▶ _AVAILABLE DATA_:

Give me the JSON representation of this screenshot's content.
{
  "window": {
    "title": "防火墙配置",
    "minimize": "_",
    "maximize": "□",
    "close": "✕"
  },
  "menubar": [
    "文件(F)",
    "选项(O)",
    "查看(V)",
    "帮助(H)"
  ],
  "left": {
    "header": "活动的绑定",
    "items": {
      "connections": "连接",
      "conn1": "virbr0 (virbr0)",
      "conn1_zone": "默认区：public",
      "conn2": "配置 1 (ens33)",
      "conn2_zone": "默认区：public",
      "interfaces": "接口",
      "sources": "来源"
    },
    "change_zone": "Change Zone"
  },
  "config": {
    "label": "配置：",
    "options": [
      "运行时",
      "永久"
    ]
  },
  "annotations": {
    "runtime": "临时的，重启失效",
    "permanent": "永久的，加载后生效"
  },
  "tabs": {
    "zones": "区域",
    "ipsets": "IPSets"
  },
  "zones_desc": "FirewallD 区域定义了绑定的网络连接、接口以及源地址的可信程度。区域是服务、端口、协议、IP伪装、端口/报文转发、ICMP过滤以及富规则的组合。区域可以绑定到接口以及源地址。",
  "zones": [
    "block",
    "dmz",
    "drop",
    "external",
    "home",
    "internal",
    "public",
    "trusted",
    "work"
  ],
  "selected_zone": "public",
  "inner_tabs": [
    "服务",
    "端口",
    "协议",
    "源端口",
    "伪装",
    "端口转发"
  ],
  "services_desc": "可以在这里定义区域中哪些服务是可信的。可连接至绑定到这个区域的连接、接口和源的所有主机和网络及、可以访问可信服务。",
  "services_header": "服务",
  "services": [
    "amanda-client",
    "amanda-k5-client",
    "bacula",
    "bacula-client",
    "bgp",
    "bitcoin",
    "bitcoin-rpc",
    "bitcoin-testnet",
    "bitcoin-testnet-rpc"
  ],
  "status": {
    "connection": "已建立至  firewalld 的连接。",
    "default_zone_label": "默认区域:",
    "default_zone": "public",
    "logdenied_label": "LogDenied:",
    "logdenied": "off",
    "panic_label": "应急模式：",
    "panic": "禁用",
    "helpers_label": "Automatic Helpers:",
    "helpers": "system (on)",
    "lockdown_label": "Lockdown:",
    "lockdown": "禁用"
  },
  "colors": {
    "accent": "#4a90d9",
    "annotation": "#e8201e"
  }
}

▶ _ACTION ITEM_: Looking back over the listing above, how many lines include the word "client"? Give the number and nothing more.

▶ _RESPONSE TO THIS TASK_: 3